As we are nearing the start of a new decade, many of our lawyer clients are beginning to set their goals for the new year and beyond. And the first step in any strategic planning process is to create a vision.
What is a Vision?
Your vision is your idea of what your practice and your career will look like after certain transformations take place. It must be energizing, enlivening. It must pull you forward. And it is based on “want to” as opposed to “should” or “have to” energy.
A great vision will not only deliver on your financial goals, but will also align with your values, your life outside of work, and be inspiring and motivating so you can accomplish your goals with ease and overwhelm free. Your vision will be compelling and powerful. It will help you stay the course, even when in the moment things don’t seem to be going as planned.
13 Powerful Questions to Ask Before Writing Your Vision
The best way to get started is by asking these questions:
- What will your practice look like for you, your partners and employees?
- How will it make your clients more successful?
- What do you ultimately want to achieve with your practice – in terms of service to others?
- What do you want the firm to be known for?
- What would you love people to say about your practice and you as a lawyer?
- What would you hate people to say about your practice and you as a lawyer?
- What reputation do you wish your firm and you to have in the business, legal, or other communities?
- Who are your ideal clients?
- What do you want to achieve financially?
- What kind of colleagues do you want?
- What values are important to you? Personally, and in business?
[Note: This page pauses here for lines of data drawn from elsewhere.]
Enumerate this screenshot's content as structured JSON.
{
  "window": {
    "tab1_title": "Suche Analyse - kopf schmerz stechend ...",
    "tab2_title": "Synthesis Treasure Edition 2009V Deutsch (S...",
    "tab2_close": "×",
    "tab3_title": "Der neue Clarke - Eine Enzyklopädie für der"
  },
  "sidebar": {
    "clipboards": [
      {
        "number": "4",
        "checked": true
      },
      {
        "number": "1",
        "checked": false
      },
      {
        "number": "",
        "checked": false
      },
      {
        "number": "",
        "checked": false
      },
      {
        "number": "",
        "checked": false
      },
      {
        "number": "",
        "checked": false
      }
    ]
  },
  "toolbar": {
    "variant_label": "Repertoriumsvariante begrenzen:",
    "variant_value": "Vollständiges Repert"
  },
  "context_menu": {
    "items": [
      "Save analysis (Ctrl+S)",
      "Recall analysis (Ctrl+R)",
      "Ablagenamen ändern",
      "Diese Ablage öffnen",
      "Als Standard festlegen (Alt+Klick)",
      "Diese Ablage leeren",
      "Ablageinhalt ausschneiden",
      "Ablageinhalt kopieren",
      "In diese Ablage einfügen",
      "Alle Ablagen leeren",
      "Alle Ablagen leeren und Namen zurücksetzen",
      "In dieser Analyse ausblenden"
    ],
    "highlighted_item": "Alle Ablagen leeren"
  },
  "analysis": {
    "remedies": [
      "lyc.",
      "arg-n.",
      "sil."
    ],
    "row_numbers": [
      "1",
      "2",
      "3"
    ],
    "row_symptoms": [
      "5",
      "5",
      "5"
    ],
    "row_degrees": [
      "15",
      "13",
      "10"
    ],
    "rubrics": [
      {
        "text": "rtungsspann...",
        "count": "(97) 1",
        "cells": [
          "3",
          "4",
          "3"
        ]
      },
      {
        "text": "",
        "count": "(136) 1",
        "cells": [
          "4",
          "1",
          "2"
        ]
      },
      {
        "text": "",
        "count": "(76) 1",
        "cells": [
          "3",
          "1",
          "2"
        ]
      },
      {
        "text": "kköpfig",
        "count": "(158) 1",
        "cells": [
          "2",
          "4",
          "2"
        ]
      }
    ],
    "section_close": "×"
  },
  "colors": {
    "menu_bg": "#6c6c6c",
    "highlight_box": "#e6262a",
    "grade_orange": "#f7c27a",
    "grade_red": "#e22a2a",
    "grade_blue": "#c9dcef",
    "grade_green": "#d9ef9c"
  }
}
- It’s 5 years from now – what would you love to see?
- If you could change the world, how would you do it and why?
As you are writing your vision, consider the key areas of your practice, your services, your team members, etc. Your answers to these questions will help you develop the vision and strategy to move forward with clear intent and purpose, whether you are leading a team or leading yourself.
My most important rule to writing an effective vision statement is this: you cannot think about what’s possible, practical or reasonable now. That’s not the question you are trying to answer. You are building a vision not of what’s possible today but of what you truly desire to see in the future. If your vision feels safe and achievable tomorrow, then you are not digging deep enough. On the other hand, if you vision seems audacious, to a point of making you feel a bit uncomfortable yet also excited and inspired, then you know you are on the right track.
Creating a truly powerful vision will require some effort on your part. You’ll need to dig deep and do some creative thinking and soul-searching. You’ve got to let yourself be open, creative and innovative. So be sure you carve out the time that you need to do this right. Aim for spending a few hours brainstorming, connecting, and articulating your vision in a quiet, peaceful environment.
Once your true vision is in place, your work, your influence, your leadership, and your energy will never be the same. Because of this one purposeful decision. Because when you can see it – you can build it!
To your incredible success,